Common law marriage is a term used to describe a relationship in which a couple claims to be married without getting a marriage license. This is legal in a few states, but not all.
More and more couples are living together, mixing finances, buying homes, having children, and acting as if they were married. But unless they have a common law marriage from another state, unmarried couples don’t get the same rights as married couples.
Does Oregon Recognize Common Law Marriages From Other States?
Among the many stereotypes that have been passed down over the years about the state of Oregon, one is that it does not recognize common law marriages. While this misconception may be somewhat common in some circles, the truth is that this particular myth is false.
The term “common law marriage” is often used to refer to couples who live together, mix finances, have children, and generally view themselves as married, even though they have not formally tied the knot. However, the way that common law marriage works varies from place to place and is not always a standard practice.

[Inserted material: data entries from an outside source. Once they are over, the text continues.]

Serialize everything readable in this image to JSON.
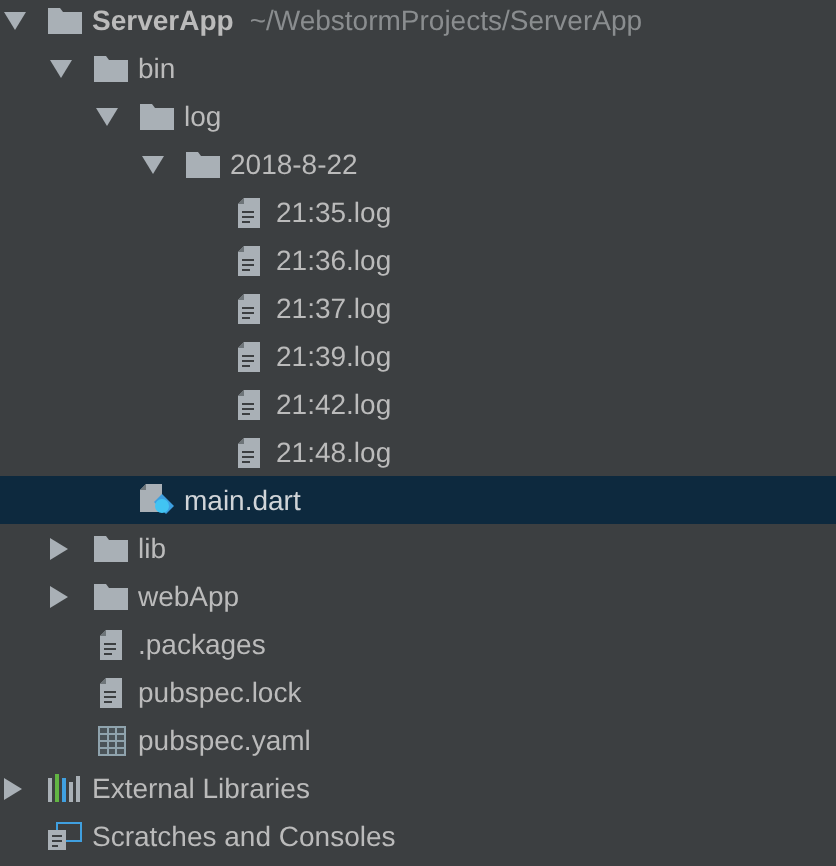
{
  "tree": [
    {
      "kind": "folder",
      "label": "ServerApp",
      "path": "~/WebstormProjects/ServerApp",
      "expanded": true,
      "selected": false,
      "children": [
        {
          "kind": "folder",
          "label": "bin",
          "expanded": true,
          "selected": false,
          "children": [
            {
              "kind": "folder",
              "label": "log",
              "expanded": true,
              "selected": false,
              "children": [
                {
                  "kind": "folder",
                  "label": "2018-8-22",
                  "expanded": true,
                  "selected": false,
                  "children": [
                    {
                      "kind": "file",
                      "label": "21:35.log",
                      "selected": false
                    },
                    {
                      "kind": "file",
                      "label": "21:36.log",
                      "selected": false
                    },
                    {
                      "kind": "file",
                      "label": "21:37.log",
                      "selected": false
                    },
                    {
                      "kind": "file",
                      "label": "21:39.log",
                      "selected": false
                    },
                    {
                      "kind": "file",
                      "label": "21:42.log",
                      "selected": false
                    },
                    {
                      "kind": "file",
                      "label": "21:48.log",
                      "selected": false
                    }
                  ]
                }
              ]
            },
            {
              "kind": "dart",
              "label": "main.dart",
              "selected": true
            }
          ]
        },
        {
          "kind": "folder",
          "label": "lib",
          "expanded": false,
          "selected": false
        },
        {
          "kind": "folder",
          "label": "webApp",
          "expanded": false,
          "selected": false
        },
        {
          "kind": "file",
          "label": ".packages",
          "selected": false
        },
        {
          "kind": "file",
          "label": "pubspec.lock",
          "selected": false
        },
        {
          "kind": "yaml",
          "label": "pubspec.yaml",
          "selected": false
        }
      ]
    },
    {
      "kind": "libraries",
      "label": "External Libraries",
      "expanded": false,
      "selected": false
    },
    {
      "kind": "scratches",
      "label": "Scratches and Consoles",
      "selected": false
    }
  ]
}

For example, New Hampshire will honor a common law marriage from another state provided that the couple lived as a married couple for three years before the death of one partner. This is to ensure that the surviving spouse has a legal basis for inheriting property from the decedent.
What Are the Requirements for a Common Law Marriage in Oregon?
In recent years, more and more people are living together without a formal marriage ceremony. They mix their finances, buy houses, and have children.
However, these relationships can be difficult to prove in court. Judges have to look at the whole picture.
A common law marriage is a legally binding relationship that does not require a wedding ceremony or a marriage license from the state.
Many states recognize common law marriages from other states.
Depending on the requirements in your home state, you may be eligible to establish a common law marriage in Oregon.
A common law marriage can be a good option for committed partners who do not want to get married, but share a relationship with another person. In addition to a common law marriage, there are other alternatives to marriage such as domestic partnerships and civil unions.
Does a Common Law Wife Have Rights in Oregon?
Oregon does not recognize common law marriages. It does, however, recognize registered domestic partnerships and civil unions.
A common-law marriage is a legal relationship between two people who live together, mix up their finances, and generally view each other as spouses. These relationships are more common than they were in the past, and how they work varies from state to state.
In some states, there is a time requirement to make a common-law marriage valid. Usually, it takes seven years to qualify.
There are few appellate cases in Oregon that discuss common-law marriage. One such case, Bridgman v. Stout, involved a couple who moved back to Oregon after living in Ohio for several years.
Once a common-law marriage is recognized in the state of Oregon, it gives the husband and wife a lot of rights, including the right to collect social security benefits. The couple may also file for divorce and divide property. In some situations, a common-law wife may be entitled to half of the husband’s estate.
What Are the Benefits of a Common Law Marriage in Oregon?
In the United States, marriage is a legal contract between two people that is recognized by law. Getting a license to get married gives you many benefits including spousal support, sharing tax returns, and having your name put on financial accounts.
A couple who doesn’t want to take the legal route to a marriage can choose instead to enter into a common-law relationship. Fewer than a dozen states and the District of Columbia recognize this type of union, though it isn’t necessarily equivalent to legally married.
A common-law marriage is often characterized by a period of time that the couples spend living together before the law considers them married. However, this is a misconception and most courts don’t view a period of time as evidence of a common-law marriage.